**** INPUT ****
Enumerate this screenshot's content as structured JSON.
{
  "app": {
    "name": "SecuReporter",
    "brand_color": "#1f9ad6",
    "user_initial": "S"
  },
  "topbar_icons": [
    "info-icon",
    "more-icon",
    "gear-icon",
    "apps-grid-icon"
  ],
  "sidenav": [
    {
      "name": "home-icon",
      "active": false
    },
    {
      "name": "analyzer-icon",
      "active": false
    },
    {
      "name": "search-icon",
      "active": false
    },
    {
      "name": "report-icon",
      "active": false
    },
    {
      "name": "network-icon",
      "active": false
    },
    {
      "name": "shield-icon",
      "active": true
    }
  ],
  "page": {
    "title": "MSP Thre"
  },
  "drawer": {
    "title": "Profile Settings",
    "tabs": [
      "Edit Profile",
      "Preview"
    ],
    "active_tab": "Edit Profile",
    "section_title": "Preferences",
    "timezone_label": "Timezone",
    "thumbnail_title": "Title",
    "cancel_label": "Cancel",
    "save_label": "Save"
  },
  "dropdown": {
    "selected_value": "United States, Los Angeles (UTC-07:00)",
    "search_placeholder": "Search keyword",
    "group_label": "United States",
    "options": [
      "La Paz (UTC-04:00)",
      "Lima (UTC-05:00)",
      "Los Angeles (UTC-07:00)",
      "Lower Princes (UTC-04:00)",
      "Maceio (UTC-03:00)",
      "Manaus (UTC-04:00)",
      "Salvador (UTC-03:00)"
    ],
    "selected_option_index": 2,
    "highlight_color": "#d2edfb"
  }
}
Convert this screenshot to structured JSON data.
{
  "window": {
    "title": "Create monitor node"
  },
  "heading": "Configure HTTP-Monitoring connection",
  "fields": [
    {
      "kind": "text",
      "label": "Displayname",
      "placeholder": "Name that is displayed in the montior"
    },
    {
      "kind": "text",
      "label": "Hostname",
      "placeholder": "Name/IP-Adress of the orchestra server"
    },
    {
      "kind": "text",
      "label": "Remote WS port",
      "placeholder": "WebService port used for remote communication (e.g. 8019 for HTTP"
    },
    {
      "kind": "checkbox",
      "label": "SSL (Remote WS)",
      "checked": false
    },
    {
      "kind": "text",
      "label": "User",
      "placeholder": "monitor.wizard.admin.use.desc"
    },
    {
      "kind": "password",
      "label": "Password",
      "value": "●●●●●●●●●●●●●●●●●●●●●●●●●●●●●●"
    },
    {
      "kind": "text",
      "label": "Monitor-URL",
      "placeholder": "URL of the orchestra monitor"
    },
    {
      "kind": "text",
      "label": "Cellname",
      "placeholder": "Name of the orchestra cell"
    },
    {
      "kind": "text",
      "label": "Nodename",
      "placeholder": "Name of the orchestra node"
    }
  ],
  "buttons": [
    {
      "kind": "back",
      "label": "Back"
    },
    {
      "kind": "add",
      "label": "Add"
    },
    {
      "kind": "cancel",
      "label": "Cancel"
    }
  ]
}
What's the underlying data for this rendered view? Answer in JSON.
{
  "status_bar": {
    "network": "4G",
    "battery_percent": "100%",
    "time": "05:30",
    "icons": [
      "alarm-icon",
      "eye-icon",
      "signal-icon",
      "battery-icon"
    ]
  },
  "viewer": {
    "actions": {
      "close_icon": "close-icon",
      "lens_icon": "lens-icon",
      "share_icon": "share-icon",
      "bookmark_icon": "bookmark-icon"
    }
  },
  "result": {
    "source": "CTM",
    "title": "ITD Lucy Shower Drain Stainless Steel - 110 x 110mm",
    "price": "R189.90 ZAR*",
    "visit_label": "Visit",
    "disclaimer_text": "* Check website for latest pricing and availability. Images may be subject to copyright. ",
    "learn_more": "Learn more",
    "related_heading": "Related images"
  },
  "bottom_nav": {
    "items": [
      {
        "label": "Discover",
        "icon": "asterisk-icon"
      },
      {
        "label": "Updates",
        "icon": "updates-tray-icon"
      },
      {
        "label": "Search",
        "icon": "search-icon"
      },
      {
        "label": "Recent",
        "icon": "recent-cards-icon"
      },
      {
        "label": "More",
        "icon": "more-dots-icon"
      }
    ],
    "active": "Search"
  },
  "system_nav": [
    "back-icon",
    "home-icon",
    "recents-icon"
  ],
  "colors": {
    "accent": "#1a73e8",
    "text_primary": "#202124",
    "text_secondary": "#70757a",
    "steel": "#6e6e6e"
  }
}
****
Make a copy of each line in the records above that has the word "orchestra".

      "placeholder": "Name/IP-Adress of the orchestra server"
      "placeholder": "URL of the orchestra monitor"
      "placeholder": "Name of the orchestra cell"
      "placeholder": "Name of the orchestra node"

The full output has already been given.